Provided information section start

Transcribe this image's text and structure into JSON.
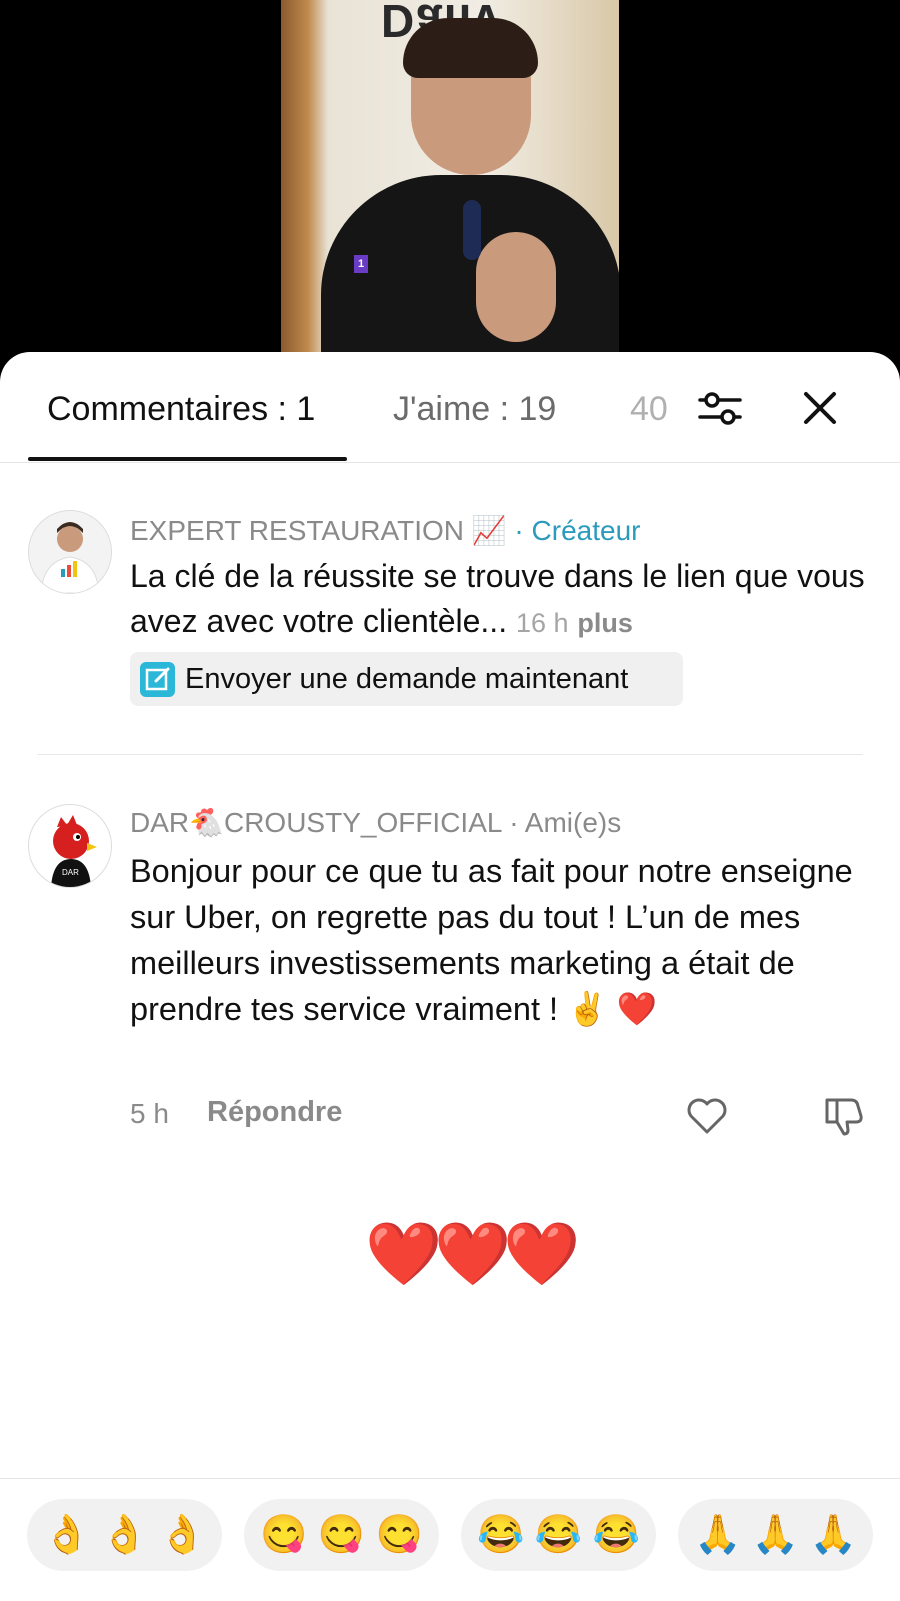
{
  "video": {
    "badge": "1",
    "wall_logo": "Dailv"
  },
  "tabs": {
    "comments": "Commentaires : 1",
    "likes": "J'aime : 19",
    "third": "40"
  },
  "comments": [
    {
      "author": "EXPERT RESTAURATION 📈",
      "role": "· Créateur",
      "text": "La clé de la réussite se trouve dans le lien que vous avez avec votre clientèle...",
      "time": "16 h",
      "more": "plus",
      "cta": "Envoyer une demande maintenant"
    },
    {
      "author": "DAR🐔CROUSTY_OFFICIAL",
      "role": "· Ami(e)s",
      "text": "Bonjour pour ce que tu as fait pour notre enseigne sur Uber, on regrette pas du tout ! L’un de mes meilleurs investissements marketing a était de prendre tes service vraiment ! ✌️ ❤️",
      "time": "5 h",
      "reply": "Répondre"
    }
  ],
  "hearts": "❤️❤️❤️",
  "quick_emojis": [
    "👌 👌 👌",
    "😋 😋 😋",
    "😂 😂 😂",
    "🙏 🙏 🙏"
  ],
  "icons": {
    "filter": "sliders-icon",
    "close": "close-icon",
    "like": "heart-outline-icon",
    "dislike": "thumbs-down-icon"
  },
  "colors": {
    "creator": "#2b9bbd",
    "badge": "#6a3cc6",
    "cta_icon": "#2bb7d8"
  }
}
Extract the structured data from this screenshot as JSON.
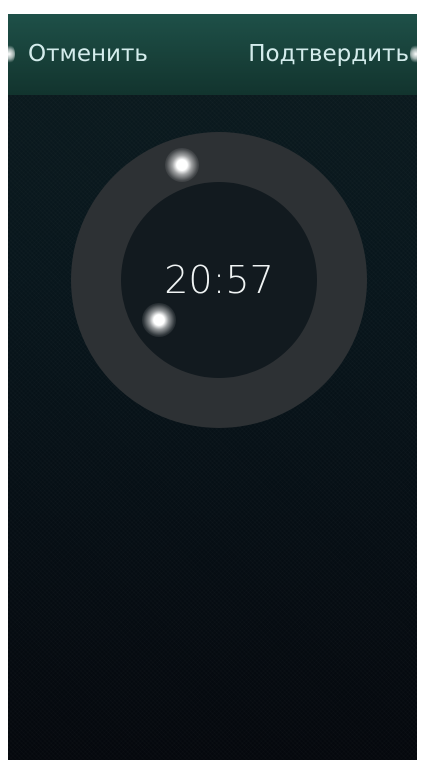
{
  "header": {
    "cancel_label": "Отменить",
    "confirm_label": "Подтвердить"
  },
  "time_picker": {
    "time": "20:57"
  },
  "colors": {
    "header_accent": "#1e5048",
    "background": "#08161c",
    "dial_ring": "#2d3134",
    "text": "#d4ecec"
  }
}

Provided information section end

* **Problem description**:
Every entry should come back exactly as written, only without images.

* **Solution to the exercise**:
Transcribe this image's text and structure into JSON.
{
  "video": {
    "badge": "1",
    "wall_logo": "Dailv"
  },
  "tabs": {
    "comments": "Commentaires : 1",
    "likes": "J'aime : 19",
    "third": "40"
  },
  "comments": [
    {
      "author": "EXPERT RESTAURATION 📈",
      "role": "· Créateur",
      "text": "La clé de la réussite se trouve dans le lien que vous avez avec votre clientèle...",
      "time": "16 h",
      "more": "plus",
      "cta": "Envoyer une demande maintenant"
    },
    {
      "author": "DAR🐔CROUSTY_OFFICIAL",
      "role": "· Ami(e)s",
      "text": "Bonjour pour ce que tu as fait pour notre enseigne sur Uber, on regrette pas du tout ! L’un de mes meilleurs investissements marketing a était de prendre tes service vraiment ! ✌️ ❤️",
      "time": "5 h",
      "reply": "Répondre"
    }
  ],
  "hearts": "❤️❤️❤️",
  "quick_emojis": [
    "👌 👌 👌",
    "😋 😋 😋",
    "😂 😂 😂",
    "🙏 🙏 🙏"
  ],
  "icons": {
    "filter": "sliders-icon",
    "close": "close-icon",
    "like": "heart-outline-icon",
    "dislike": "thumbs-down-icon"
  },
  "colors": {
    "creator": "#2b9bbd",
    "badge": "#6a3cc6",
    "cta_icon": "#2bb7d8"
  }
}
Extract the structured data from this screenshot as JSON.
{
  "header": {
    "cancel_label": "Отменить",
    "confirm_label": "Подтвердить"
  },
  "time_picker": {
    "time": "20:57"
  },
  "colors": {
    "header_accent": "#1e5048",
    "background": "#08161c",
    "dial_ring": "#2d3134",
    "text": "#d4ecec"
  }
}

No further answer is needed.